HDTV Overscan: What It Is and Why You Should (Probably) Turn It Off
Here’s something you may not know: that HDTV that you love so much probably doesn’t show the whole picture on its screen. In fact, up to five percent of the picture can get cut off around the edges—this is called overscan. It’s old technology that’s left over from the CRT (cathode ray tube) televisions of yesteryear. Here’s why it existed in the first place, why it’s still used today, and how to (hopefully) turn it off on your TV.
Overscan is not required by any modern “fixed-pixel” high-definition televisions, like LCDs. In fact, the crop-and-zoom method of overscan often reduces picture quality, making it something that is not only unrequired, but undesirable. Think about it: If you have a video that measures 1920×1080 pixels, and a TV screen that measures 1920×1080 pixels, but your screen is zooming in–you aren’t getting that perfect pixel-for-pixel image.
In addition, if you hook up a PC to your TV—say, for use as a home theater PC or for gaming—it’ll often cut off part of the taskbar or menus, making it difficult to use.
So if overscan is so unnecessary–and bad for picture quality—why do HDTVs still use it? While not a simple concept, TVs still use overscan because content creators still use it, and TV manufacturers have to follow their lead.
Overscan also serves another, lesser-known purpose. Since the outside area isn’t going to be viewed anyway (in most cases), it’s used to house important data for analog-to-digital converters. Analog has no way to attach additional information to the picture like digital does (metadata), so this data is tucked neatly into things like blinking pixels or scan lines—think of it as Morse code for TVs. While the majority of everything is completely digital from end-to-end now, there are still some analog-to-digital conversions going on. That’s the problem with old technology that was so widely adopted and use for so long: it’s almost impossible to get rid of it completely. So since it’s still out there and being used, TV manufacturers keep doing the overscan thing, even on modern TVs.

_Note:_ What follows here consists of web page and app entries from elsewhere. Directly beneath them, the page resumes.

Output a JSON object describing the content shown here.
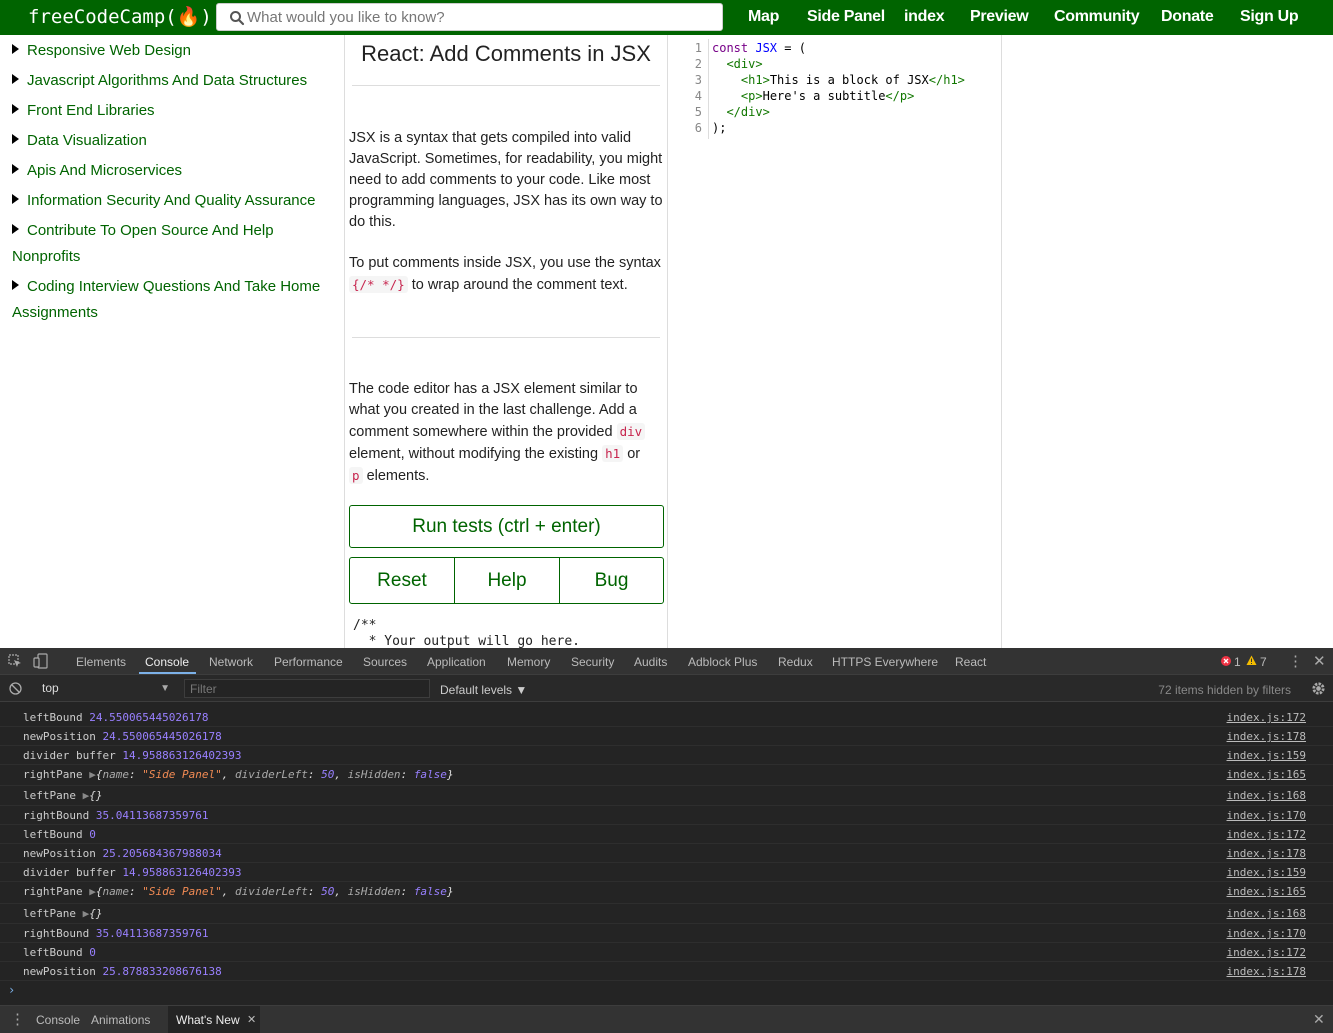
{
  "nav": {
    "logo": "freeCodeCamp(🔥)",
    "search_placeholder": "What would you like to know?",
    "links": [
      "Map",
      "Side Panel",
      "index",
      "Preview",
      "Community",
      "Donate",
      "Sign Up"
    ]
  },
  "map": {
    "items": [
      {
        "label": "Responsive Web Design"
      },
      {
        "label": "Javascript Algorithms And Data Structures"
      },
      {
        "label": "Front End Libraries"
      },
      {
        "label": "Data Visualization"
      },
      {
        "label": "Apis And Microservices"
      },
      {
        "label": "Information Security And Quality Assurance"
      },
      {
        "label": "Contribute To Open Source And Help Nonprofits"
      },
      {
        "label": "Coding Interview Questions And Take Home Assignments"
      }
    ]
  },
  "challenge": {
    "title": "React: Add Comments in JSX",
    "p1": "JSX is a syntax that gets compiled into valid JavaScript. Sometimes, for readability, you might need to add comments to your code. Like most programming languages, JSX has its own way to do this.",
    "p2_a": "To put comments inside JSX, you use the syntax",
    "p2_code": "{/* */}",
    "p2_b": "to wrap around the comment text.",
    "p3_a": "The code editor has a JSX element similar to what you created in the last challenge. Add a comment somewhere within the provided",
    "p3_code1": "div",
    "p3_b": "element, without modifying the existing",
    "p3_code2": "h1",
    "p3_c": "or",
    "p3_code3": "p",
    "p3_d": "elements.",
    "run_label": "Run tests (ctrl + enter)",
    "reset_label": "Reset",
    "help_label": "Help",
    "bug_label": "Bug",
    "output": "/**\n  * Your output will go here."
  },
  "editor": {
    "line_numbers": [
      "1",
      "2",
      "3",
      "4",
      "5",
      "6"
    ]
  },
  "devtools": {
    "tabs": [
      "Elements",
      "Console",
      "Network",
      "Performance",
      "Sources",
      "Application",
      "Memory",
      "Security",
      "Audits",
      "Adblock Plus",
      "Redux",
      "HTTPS Everywhere",
      "React"
    ],
    "errors": "1",
    "warnings": "7",
    "context": "top",
    "filter_placeholder": "Filter",
    "levels": "Default levels ▼",
    "hidden": "72 items hidden by filters",
    "logs": [
      {
        "label": "leftBound",
        "value": "24.550065445026178",
        "src": "index.js:172"
      },
      {
        "label": "newPosition",
        "value": "24.550065445026178",
        "src": "index.js:178"
      },
      {
        "label": "divider buffer",
        "value": "14.958863126402393",
        "src": "index.js:159"
      },
      {
        "label": "rightPane",
        "value": "",
        "src": "index.js:165"
      },
      {
        "label": "leftPane",
        "value": "",
        "src": "index.js:168"
      },
      {
        "label": "rightBound",
        "value": "35.04113687359761",
        "src": "index.js:170"
      },
      {
        "label": "leftBound",
        "value": "0",
        "src": "index.js:172"
      },
      {
        "label": "newPosition",
        "value": "25.205684367988034",
        "src": "index.js:178"
      },
      {
        "label": "divider buffer",
        "value": "14.958863126402393",
        "src": "index.js:159"
      },
      {
        "label": "rightPane",
        "value": "",
        "src": "index.js:165"
      },
      {
        "label": "leftPane",
        "value": "",
        "src": "index.js:168"
      },
      {
        "label": "rightBound",
        "value": "35.04113687359761",
        "src": "index.js:170"
      },
      {
        "label": "leftBound",
        "value": "0",
        "src": "index.js:172"
      },
      {
        "label": "newPosition",
        "value": "25.878833208676138",
        "src": "index.js:178"
      }
    ],
    "drawer_tabs": [
      "Console",
      "Animations",
      "What's New"
    ]
  }
}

How to Disable Overscan on Your HDTV
Most TVs have a way to disable overscan. But there’s also bad news: it’s not always that straightforward. Nothing good can ever be easy, right?

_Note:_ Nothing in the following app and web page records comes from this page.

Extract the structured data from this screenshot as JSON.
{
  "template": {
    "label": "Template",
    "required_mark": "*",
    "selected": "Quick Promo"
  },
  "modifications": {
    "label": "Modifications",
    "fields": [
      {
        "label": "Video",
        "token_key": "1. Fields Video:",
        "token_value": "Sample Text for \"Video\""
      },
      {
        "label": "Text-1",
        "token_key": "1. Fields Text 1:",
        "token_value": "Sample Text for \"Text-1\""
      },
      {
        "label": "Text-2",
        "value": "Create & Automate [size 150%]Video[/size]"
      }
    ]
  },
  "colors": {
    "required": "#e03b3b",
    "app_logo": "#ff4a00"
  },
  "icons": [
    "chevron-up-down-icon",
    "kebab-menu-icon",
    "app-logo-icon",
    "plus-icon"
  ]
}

Start by grabbing your TV’s remote and pressing the Menu button. Head to your TV’s picture settings. If you see something called “Overscan”, your life is simple: just turn it off.
If you don’t see that setting, however, it doesn’t necessarily mean it’s not available on your set—it probably means that the manufacturer decided to change the name to make it “easier to understand.” In that case, you’ll have to either keep digging and tweaking till you find it, or you can do the unthinkable: read the manual. Do you even still have the manual? Probably not. I bet you can find it online.
Since we’re basically friends, though, I compiled a quick list of some of the most popular manufacturers and what they call overscan on their sets:
- Vizio: Change the picture mode to “Normal” (if it isn’t already). This automatically disables overscan.
- Samsung: Look for the “Screen Fit” option.
- Insignia: In the advanced options menu, it’s surprisingly called “overscan.”
- Sharp, LG, and Philips: Unfortunately, we couldn’t find a good consensus on these three brands, so you’ll probably just have to Google it for your specific model.
- Sony X9J series: press the parameter button on the RCU, Parameters -> Picture & Sound -> Screen command -> Display Area (set it to +1, overscan will be disabled).
These won’t necessarily be exact for every individual model, but they should set you in the right direction. Once you’ve found the correct setting, you can just disable it (or tweak it, if allowed) and you’re done. Enjoy all that content you never got to see before and didn’t even realize it.
If your TV is a bit older (non Full HD) and doesn't have an option to disable overscan
Then you should switch to a non Full HD skin in the skin selection screen